Hemophilia A, a life threatening bleeding disorder is caused by deficiency of Factor VIII (FVIII). Replacement therapy using rFVIII is the first line therapy for hemophilia A. However, 15-30% of patients develop neutralizing antibody, mainly against the C2, A3 and A2 domains. It has been reported that PS-FVIII complex reduced total and neutralizing anti-rFVIII antibody titers in hemophilia A murine models. Here, we developed FVIII – containing cochleate cylinders, utilizing PS-Ca2+ interactions and characterized these particles for optimal in vivo properties using biophysical and biochemical techniques. Approximately 75% of the protein was associated with cochleate cylinders. Sandwich ELISA, acrylamide quenching and enzymatic digestion studies established that rFVIII was shielded from the bulk aqueous phase by the lipidic structures, possibly leading to improved in vivo stability. Freeze – thawing and rate limiting diffusion studies revealed that small cochleate cylinders with a particles size of 500 nm or less could be generated. The release kinetics and in vivo experiments suggested that there is slow and sustained release of FVIII from the complex upon systemic exposure. In vivo studies using tail clip method indicated that FVIII-cochleate complex is effective and protects hemophilic mice from bleeding. Based on these studies, we speculate that the molecular interaction between FVIII and PS may provide a basis for the design of novel FVIII lipidic structures for delivery applications.

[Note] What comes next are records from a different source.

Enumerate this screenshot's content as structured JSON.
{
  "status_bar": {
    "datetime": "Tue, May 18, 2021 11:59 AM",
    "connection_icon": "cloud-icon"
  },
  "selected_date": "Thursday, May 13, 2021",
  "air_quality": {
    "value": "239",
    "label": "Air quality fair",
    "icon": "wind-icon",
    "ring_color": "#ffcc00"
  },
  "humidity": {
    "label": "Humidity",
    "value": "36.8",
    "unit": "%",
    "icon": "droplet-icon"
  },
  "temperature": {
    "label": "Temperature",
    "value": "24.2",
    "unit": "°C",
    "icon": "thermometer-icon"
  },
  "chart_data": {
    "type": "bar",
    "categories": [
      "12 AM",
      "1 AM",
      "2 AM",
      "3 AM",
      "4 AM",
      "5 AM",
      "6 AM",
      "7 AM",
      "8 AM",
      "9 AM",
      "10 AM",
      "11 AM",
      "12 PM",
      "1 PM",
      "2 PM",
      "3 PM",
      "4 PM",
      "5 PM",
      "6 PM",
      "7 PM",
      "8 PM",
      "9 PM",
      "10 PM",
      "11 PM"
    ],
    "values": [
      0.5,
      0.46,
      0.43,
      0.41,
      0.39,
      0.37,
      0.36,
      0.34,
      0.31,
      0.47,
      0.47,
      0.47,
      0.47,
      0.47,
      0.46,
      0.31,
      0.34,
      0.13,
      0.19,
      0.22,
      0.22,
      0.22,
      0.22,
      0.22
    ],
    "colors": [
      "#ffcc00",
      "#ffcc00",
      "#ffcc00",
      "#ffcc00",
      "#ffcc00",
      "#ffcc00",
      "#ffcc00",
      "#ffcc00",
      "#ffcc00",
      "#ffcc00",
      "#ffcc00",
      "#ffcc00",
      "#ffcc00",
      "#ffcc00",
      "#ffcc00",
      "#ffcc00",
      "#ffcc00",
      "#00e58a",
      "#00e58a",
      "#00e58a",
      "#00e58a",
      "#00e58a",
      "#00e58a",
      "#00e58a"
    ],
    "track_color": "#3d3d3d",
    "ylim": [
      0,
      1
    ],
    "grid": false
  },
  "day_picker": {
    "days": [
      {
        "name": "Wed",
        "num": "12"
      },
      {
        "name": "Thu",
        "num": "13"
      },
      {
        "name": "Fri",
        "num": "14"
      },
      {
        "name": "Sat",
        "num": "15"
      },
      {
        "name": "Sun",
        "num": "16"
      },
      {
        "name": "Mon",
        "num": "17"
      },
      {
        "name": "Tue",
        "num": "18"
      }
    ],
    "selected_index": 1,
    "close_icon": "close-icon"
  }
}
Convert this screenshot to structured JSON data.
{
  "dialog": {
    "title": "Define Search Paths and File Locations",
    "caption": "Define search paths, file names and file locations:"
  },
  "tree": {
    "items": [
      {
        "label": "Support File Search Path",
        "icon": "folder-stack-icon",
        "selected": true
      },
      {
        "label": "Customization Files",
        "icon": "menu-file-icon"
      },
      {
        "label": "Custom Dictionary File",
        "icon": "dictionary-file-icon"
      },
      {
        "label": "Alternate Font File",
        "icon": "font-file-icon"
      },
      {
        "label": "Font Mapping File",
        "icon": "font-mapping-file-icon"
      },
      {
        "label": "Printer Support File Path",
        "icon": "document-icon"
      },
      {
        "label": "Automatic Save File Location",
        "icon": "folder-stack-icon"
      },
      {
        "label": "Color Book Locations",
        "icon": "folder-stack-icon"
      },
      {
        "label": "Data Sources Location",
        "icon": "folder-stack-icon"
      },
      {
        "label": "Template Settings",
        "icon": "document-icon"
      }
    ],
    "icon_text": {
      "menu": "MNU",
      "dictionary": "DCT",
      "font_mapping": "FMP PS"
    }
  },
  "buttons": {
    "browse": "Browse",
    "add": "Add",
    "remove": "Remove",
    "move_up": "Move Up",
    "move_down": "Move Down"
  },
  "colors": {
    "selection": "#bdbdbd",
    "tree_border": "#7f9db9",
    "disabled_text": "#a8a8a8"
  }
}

cochleate cylinders; B Domain Deleted recombinant factor VIII; epitope shielding; Laurdan; protein formulation; acrylamide quenching
Factor VIII (FVIII) is an important cofactor in the blood coagulation cascade. A deficiency or dysfunction of FVIII causes hemophilia A, a life-threatening bleeding disorder. FVIII circulates in plasma as a heterodimer comprising 6 domains (heavy chain, A1-A2-B and light chain A3-C1-C2). Replacement therapy using FVIII is the leading therapy in the management of hemophilia A. However, ∼15% to 30% of patients develop inhibitory antibodies that neutralize the activity of the protein. Neutralizing antibodies to epitopes in the lipid binding region of FVIII are commonly identified in patients' plasma. In this report, we investigated the effect of O-phospho-L-serine (OPLS), which binds to the lipid bindinding region, on the immunogenicity of B domain deleted recombinant factor VIII (BDDrFVIII). Sandwich enzyme-linked immunosorbent assay (ELISA) studies showed that OPLS specifically bind to the lipid binding region, localized in the C2 domain of the coagulation factor. Size exclusion chromatography and fluorescence anisotropy studies showed that OPLS interfered with the aggregation of BDDrFVIII. Immunogenicity of free-vs BDDrFVIII-OPLS complex was evaluated in a murine model of hemophilia A. Animals administered subcutaneous (sc) injections of BDDrFVIII-OPLS had lower neutralizing titers compared with animals treated with BDDRFVIII alone. Based on these studies, we hypothesize that specific molecular interactions between OPLS and BDDrFVIII may improve the stability and reduce the immunogenicity of BDDrFVIII formulations.
B domain deleted recombinant factor VIII; O-phospho-L-serine; protein formulation; excipient; physical stability; immunogenicity; inhibitor development